> **Instructions to follow**
Where a line of the entries below includes the string "ffffff", count it. Give only the resulting number.

Data records for software interfaces:
* * * *

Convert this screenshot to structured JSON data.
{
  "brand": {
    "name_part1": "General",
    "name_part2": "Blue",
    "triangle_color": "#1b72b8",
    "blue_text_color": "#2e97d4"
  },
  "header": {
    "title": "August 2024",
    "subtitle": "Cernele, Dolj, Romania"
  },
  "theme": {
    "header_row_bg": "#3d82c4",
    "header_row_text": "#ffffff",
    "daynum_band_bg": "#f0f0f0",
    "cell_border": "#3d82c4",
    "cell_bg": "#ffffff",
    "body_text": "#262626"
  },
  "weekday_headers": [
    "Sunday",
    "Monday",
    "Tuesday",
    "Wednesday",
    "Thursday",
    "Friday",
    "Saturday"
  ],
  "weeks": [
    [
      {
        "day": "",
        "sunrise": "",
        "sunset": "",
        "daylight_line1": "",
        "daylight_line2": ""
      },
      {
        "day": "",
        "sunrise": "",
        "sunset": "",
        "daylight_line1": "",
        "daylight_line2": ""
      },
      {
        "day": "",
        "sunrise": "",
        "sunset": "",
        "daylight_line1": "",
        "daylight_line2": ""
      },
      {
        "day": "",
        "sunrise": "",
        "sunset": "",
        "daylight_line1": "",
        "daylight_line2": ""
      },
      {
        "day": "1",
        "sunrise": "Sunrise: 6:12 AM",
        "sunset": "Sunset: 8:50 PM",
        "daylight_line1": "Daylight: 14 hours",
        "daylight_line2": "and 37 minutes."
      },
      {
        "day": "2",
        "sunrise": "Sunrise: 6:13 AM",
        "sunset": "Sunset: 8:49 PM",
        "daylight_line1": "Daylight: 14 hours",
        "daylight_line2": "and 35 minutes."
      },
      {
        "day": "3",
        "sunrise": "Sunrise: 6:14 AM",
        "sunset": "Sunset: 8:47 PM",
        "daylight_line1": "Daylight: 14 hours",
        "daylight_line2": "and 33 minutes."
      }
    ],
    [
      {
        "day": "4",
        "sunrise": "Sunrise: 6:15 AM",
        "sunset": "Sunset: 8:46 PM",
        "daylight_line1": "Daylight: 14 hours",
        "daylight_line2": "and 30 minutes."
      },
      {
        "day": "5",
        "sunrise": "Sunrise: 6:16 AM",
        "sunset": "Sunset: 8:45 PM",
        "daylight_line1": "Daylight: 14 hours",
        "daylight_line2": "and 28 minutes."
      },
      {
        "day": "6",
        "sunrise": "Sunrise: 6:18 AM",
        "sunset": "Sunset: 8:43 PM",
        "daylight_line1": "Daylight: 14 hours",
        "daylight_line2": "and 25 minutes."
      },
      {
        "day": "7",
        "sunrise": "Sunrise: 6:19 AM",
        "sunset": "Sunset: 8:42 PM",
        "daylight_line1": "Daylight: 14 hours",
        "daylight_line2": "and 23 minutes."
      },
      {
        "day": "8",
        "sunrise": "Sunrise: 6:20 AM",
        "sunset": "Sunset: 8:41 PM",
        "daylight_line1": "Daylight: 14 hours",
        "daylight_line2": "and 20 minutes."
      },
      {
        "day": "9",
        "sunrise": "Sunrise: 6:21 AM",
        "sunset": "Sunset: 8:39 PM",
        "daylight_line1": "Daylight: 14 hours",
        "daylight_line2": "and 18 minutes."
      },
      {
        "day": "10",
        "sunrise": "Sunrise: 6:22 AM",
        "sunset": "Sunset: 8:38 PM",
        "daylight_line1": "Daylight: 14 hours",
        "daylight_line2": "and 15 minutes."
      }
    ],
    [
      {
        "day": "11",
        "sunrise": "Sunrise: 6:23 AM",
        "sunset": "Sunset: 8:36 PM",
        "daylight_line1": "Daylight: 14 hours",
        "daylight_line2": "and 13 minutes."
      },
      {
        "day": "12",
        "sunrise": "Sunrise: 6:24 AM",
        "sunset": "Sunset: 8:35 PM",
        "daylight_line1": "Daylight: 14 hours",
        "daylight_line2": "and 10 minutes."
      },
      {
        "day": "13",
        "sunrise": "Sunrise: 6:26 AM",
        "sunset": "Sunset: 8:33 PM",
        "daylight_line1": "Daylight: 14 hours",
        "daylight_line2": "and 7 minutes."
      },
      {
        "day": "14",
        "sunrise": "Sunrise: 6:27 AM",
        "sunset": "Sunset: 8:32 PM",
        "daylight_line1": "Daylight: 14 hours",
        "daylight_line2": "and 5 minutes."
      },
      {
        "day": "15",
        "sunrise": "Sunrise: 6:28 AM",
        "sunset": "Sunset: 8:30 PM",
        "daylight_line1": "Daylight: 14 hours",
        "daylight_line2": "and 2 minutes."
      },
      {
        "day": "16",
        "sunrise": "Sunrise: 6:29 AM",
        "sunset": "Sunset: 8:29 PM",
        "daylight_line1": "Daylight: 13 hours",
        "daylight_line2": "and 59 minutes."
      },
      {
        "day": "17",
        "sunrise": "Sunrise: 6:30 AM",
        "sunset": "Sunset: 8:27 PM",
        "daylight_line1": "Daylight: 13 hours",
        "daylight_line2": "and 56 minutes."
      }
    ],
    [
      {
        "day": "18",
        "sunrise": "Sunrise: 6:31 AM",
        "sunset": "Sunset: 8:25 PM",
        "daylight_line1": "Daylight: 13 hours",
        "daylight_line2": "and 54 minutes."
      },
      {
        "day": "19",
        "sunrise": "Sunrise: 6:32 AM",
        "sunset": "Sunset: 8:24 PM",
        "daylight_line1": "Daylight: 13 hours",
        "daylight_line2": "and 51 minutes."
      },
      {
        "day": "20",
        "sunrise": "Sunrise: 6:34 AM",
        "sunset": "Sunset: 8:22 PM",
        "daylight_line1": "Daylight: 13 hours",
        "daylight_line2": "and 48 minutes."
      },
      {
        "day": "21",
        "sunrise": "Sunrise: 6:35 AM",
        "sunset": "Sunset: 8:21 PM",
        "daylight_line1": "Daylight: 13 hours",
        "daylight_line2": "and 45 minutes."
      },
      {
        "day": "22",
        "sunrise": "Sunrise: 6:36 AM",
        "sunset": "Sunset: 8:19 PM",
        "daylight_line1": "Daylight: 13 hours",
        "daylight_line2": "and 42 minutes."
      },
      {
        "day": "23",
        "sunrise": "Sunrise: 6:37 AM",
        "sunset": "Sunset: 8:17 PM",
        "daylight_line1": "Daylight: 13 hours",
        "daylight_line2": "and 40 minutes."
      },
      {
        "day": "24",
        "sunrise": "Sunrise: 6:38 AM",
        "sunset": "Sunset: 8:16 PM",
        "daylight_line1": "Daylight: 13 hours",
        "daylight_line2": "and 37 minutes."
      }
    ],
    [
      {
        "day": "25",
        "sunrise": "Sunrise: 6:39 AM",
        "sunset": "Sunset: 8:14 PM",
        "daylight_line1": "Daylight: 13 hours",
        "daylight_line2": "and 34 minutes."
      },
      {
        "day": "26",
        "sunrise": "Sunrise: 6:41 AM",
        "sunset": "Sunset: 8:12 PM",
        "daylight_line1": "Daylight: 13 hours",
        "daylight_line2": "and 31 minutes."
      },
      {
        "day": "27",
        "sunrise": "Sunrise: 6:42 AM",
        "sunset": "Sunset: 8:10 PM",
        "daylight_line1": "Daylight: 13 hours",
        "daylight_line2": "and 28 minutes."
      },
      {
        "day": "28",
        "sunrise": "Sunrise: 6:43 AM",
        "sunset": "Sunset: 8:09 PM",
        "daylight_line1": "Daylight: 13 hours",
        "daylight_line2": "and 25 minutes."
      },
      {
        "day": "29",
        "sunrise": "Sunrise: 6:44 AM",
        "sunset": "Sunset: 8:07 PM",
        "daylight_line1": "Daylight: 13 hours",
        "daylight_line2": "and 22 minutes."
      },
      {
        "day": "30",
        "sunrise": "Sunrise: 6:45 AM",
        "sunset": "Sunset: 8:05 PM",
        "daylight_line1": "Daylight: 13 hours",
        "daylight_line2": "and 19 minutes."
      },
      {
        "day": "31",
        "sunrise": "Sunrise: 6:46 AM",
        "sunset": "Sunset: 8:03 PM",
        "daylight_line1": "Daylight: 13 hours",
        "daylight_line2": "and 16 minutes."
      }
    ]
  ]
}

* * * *

> **Solved problem**
2